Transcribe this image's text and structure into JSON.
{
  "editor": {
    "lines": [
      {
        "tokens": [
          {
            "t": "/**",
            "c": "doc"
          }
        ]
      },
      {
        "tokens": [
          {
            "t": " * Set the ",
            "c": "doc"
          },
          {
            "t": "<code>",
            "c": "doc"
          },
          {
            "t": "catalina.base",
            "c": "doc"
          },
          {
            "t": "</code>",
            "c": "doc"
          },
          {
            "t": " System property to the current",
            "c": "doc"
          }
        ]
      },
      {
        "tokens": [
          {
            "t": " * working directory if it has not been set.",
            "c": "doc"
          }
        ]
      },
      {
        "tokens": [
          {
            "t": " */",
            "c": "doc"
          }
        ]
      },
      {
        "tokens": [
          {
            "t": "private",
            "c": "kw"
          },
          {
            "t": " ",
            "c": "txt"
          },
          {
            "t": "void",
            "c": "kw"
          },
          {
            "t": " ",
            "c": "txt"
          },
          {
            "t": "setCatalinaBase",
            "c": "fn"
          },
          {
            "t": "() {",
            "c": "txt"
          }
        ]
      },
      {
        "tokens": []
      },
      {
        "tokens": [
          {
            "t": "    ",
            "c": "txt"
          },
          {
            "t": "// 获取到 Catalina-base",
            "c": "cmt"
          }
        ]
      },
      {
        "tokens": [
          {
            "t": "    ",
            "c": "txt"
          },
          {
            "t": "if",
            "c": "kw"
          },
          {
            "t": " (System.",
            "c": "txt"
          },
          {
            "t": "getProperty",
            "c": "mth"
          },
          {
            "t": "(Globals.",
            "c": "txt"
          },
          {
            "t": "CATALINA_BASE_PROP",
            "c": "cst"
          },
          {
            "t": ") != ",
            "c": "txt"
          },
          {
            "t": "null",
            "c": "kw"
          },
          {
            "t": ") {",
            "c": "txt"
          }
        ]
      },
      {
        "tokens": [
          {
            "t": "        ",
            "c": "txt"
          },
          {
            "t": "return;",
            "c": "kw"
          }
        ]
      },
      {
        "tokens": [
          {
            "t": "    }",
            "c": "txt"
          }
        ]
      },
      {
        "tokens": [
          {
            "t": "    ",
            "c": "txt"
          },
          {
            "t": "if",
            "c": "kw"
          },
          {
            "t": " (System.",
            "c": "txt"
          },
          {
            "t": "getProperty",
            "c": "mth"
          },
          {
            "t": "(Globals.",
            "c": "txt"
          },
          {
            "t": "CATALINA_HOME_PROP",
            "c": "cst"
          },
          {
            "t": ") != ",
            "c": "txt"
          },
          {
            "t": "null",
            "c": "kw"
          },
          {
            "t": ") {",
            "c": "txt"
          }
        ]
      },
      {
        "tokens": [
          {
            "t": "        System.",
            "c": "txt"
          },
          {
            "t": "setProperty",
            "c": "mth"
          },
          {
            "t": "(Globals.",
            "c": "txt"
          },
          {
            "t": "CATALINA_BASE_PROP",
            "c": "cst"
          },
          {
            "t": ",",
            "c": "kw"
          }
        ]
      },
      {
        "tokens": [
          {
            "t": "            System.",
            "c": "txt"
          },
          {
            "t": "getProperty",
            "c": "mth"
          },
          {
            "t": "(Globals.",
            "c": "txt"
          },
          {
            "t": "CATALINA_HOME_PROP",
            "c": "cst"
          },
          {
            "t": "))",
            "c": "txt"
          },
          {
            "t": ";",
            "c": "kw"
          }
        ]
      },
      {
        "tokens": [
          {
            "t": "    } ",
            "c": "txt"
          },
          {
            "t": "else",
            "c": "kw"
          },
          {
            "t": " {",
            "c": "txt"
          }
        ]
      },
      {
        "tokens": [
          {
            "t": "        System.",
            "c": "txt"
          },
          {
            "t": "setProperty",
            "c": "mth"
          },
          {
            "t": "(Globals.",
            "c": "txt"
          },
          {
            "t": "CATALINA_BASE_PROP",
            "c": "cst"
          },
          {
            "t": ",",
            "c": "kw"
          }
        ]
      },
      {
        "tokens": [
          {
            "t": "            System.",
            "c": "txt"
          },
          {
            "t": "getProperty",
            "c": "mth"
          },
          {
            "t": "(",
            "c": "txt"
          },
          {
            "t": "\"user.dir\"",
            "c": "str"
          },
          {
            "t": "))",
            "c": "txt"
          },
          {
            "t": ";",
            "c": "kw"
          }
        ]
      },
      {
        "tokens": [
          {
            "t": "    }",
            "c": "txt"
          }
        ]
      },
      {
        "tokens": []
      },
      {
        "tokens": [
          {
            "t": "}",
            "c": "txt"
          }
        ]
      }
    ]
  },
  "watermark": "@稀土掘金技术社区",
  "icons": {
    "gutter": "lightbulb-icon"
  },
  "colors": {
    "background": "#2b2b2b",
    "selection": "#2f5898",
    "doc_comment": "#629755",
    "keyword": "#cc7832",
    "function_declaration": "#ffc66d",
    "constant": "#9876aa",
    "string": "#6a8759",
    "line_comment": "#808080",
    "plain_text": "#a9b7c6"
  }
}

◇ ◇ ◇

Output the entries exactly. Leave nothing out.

Exercise solution —
Transcribe this image's text and structure into JSON.
{
  "editor": {
    "lines": [
      {
        "tokens": [
          {
            "t": "/**",
            "c": "doc"
          }
        ]
      },
      {
        "tokens": [
          {
            "t": " * Set the ",
            "c": "doc"
          },
          {
            "t": "<code>",
            "c": "doc"
          },
          {
            "t": "catalina.base",
            "c": "doc"
          },
          {
            "t": "</code>",
            "c": "doc"
          },
          {
            "t": " System property to the current",
            "c": "doc"
          }
        ]
      },
      {
        "tokens": [
          {
            "t": " * working directory if it has not been set.",
            "c": "doc"
          }
        ]
      },
      {
        "tokens": [
          {
            "t": " */",
            "c": "doc"
          }
        ]
      },
      {
        "tokens": [
          {
            "t": "private",
            "c": "kw"
          },
          {
            "t": " ",
            "c": "txt"
          },
          {
            "t": "void",
            "c": "kw"
          },
          {
            "t": " ",
            "c": "txt"
          },
          {
            "t": "setCatalinaBase",
            "c": "fn"
          },
          {
            "t": "() {",
            "c": "txt"
          }
        ]
      },
      {
        "tokens": []
      },
      {
        "tokens": [
          {
            "t": "    ",
            "c": "txt"
          },
          {
            "t": "// 获取到 Catalina-base",
            "c": "cmt"
          }
        ]
      },
      {
        "tokens": [
          {
            "t": "    ",
            "c": "txt"
          },
          {
            "t": "if",
            "c": "kw"
          },
          {
            "t": " (System.",
            "c": "txt"
          },
          {
            "t": "getProperty",
            "c": "mth"
          },
          {
            "t": "(Globals.",
            "c": "txt"
          },
          {
            "t": "CATALINA_BASE_PROP",
            "c": "cst"
          },
          {
            "t": ") != ",
            "c": "txt"
          },
          {
            "t": "null",
            "c": "kw"
          },
          {
            "t": ") {",
            "c": "txt"
          }
        ]
      },
      {
        "tokens": [
          {
            "t": "        ",
            "c": "txt"
          },
          {
            "t": "return;",
            "c": "kw"
          }
        ]
      },
      {
        "tokens": [
          {
            "t": "    }",
            "c": "txt"
          }
        ]
      },
      {
        "tokens": [
          {
            "t": "    ",
            "c": "txt"
          },
          {
            "t": "if",
            "c": "kw"
          },
          {
            "t": " (System.",
            "c": "txt"
          },
          {
            "t": "getProperty",
            "c": "mth"
          },
          {
            "t": "(Globals.",
            "c": "txt"
          },
          {
            "t": "CATALINA_HOME_PROP",
            "c": "cst"
          },
          {
            "t": ") != ",
            "c": "txt"
          },
          {
            "t": "null",
            "c": "kw"
          },
          {
            "t": ") {",
            "c": "txt"
          }
        ]
      },
      {
        "tokens": [
          {
            "t": "        System.",
            "c": "txt"
          },
          {
            "t": "setProperty",
            "c": "mth"
          },
          {
            "t": "(Globals.",
            "c": "txt"
          },
          {
            "t": "CATALINA_BASE_PROP",
            "c": "cst"
          },
          {
            "t": ",",
            "c": "kw"
          }
        ]
      },
      {
        "tokens": [
          {
            "t": "            System.",
            "c": "txt"
          },
          {
            "t": "getProperty",
            "c": "mth"
          },
          {
            "t": "(Globals.",
            "c": "txt"
          },
          {
            "t": "CATALINA_HOME_PROP",
            "c": "cst"
          },
          {
            "t": "))",
            "c": "txt"
          },
          {
            "t": ";",
            "c": "kw"
          }
        ]
      },
      {
        "tokens": [
          {
            "t": "    } ",
            "c": "txt"
          },
          {
            "t": "else",
            "c": "kw"
          },
          {
            "t": " {",
            "c": "txt"
          }
        ]
      },
      {
        "tokens": [
          {
            "t": "        System.",
            "c": "txt"
          },
          {
            "t": "setProperty",
            "c": "mth"
          },
          {
            "t": "(Globals.",
            "c": "txt"
          },
          {
            "t": "CATALINA_BASE_PROP",
            "c": "cst"
          },
          {
            "t": ",",
            "c": "kw"
          }
        ]
      },
      {
        "tokens": [
          {
            "t": "            System.",
            "c": "txt"
          },
          {
            "t": "getProperty",
            "c": "mth"
          },
          {
            "t": "(",
            "c": "txt"
          },
          {
            "t": "\"user.dir\"",
            "c": "str"
          },
          {
            "t": "))",
            "c": "txt"
          },
          {
            "t": ";",
            "c": "kw"
          }
        ]
      },
      {
        "tokens": [
          {
            "t": "    }",
            "c": "txt"
          }
        ]
      },
      {
        "tokens": []
      },
      {
        "tokens": [
          {
            "t": "}",
            "c": "txt"
          }
        ]
      }
    ]
  },
  "watermark": "@稀土掘金技术社区",
  "icons": {
    "gutter": "lightbulb-icon"
  },
  "colors": {
    "background": "#2b2b2b",
    "selection": "#2f5898",
    "doc_comment": "#629755",
    "keyword": "#cc7832",
    "function_declaration": "#ffc66d",
    "constant": "#9876aa",
    "string": "#6a8759",
    "line_comment": "#808080",
    "plain_text": "#a9b7c6"
  }
}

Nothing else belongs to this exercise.